#### [The input]
* * *

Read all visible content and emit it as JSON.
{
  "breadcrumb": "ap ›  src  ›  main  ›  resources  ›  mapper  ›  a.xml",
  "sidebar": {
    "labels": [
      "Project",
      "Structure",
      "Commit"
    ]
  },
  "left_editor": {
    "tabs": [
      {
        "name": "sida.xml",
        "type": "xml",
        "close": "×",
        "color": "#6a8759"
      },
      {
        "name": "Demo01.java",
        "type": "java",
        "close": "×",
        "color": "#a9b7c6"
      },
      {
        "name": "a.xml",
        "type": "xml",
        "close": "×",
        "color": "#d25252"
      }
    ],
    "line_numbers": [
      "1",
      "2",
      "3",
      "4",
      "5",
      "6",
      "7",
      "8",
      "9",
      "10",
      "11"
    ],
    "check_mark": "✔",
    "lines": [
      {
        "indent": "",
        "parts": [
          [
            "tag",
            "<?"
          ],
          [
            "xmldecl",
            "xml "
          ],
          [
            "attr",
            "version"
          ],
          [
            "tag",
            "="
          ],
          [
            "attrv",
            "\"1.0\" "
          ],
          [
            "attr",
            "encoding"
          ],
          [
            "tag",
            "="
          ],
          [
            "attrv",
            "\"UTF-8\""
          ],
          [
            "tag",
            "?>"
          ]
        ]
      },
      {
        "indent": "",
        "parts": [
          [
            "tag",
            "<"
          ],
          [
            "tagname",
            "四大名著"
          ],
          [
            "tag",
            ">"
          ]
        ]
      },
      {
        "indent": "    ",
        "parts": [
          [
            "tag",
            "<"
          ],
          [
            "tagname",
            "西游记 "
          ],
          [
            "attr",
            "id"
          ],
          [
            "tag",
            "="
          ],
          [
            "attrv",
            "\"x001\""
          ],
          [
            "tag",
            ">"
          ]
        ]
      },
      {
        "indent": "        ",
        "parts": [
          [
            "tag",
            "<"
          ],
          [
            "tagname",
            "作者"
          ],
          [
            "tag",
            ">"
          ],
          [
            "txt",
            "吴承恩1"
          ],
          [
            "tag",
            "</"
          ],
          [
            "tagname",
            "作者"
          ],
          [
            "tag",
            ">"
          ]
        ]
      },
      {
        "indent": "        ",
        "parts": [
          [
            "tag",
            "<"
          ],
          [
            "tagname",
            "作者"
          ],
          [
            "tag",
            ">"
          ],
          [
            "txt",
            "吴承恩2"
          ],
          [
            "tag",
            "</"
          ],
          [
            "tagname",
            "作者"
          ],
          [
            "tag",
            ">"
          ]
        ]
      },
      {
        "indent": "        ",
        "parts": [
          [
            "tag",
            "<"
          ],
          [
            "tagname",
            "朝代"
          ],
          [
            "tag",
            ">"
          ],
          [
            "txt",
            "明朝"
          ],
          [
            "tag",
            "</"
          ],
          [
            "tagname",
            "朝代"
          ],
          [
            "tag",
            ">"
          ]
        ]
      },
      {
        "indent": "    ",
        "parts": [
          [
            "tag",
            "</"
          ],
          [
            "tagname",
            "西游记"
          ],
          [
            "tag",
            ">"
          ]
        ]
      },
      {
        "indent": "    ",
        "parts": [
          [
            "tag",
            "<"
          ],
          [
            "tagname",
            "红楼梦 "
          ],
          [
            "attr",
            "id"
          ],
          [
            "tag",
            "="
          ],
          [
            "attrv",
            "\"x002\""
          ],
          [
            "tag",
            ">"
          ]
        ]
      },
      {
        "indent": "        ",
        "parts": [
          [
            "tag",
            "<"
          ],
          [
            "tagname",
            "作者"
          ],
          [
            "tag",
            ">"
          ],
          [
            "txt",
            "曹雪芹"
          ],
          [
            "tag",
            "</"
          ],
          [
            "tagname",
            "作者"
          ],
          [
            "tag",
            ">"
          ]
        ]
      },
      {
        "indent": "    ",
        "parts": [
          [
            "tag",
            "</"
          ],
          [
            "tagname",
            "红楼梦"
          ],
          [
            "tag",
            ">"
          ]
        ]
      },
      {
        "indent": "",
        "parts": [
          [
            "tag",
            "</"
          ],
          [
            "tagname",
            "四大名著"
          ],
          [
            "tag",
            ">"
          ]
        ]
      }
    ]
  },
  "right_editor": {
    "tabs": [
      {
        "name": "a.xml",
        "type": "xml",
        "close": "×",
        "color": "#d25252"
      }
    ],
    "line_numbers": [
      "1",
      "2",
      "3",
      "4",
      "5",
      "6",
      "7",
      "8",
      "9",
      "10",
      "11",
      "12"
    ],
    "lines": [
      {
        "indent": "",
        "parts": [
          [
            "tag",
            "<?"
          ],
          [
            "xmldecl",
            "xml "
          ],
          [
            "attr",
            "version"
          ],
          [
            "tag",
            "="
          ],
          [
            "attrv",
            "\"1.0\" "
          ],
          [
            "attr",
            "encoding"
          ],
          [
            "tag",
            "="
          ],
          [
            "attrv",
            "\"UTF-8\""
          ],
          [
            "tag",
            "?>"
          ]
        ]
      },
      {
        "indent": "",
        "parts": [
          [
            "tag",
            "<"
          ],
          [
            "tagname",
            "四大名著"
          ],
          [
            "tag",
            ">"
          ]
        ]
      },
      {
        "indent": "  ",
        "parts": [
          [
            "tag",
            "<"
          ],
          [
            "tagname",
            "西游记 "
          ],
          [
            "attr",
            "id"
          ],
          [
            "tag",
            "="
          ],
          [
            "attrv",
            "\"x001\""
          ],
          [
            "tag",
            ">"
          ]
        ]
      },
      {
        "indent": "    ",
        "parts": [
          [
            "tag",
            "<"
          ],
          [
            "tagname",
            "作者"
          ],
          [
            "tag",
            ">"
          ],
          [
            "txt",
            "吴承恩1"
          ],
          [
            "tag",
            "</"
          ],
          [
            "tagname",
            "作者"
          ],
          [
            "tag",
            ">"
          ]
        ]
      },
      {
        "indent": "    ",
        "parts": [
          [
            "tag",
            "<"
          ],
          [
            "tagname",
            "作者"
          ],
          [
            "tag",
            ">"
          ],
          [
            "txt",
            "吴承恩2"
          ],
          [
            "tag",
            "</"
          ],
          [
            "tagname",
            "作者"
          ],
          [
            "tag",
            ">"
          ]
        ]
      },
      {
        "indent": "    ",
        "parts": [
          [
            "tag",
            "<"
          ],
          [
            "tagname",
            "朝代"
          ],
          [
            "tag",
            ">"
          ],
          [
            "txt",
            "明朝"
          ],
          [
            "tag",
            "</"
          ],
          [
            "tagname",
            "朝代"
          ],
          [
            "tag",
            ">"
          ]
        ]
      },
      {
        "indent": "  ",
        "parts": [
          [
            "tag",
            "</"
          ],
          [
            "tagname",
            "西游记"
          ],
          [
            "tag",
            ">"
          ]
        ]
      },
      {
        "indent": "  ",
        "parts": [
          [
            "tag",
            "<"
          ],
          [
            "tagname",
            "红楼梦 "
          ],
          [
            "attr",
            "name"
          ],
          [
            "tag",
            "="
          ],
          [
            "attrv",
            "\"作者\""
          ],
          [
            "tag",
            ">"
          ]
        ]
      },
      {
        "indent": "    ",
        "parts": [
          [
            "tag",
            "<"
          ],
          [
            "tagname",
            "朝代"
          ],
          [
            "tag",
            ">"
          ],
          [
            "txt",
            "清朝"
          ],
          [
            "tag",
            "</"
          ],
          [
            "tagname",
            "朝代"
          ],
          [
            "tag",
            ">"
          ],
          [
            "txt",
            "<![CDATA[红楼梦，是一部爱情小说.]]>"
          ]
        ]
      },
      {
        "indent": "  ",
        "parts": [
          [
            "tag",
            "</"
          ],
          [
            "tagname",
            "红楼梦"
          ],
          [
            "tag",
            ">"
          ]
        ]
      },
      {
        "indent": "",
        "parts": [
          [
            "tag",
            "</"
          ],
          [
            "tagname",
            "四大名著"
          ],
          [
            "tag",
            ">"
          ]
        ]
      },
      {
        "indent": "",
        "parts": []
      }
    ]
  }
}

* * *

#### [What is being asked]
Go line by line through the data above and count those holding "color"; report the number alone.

#### [Solution below]
4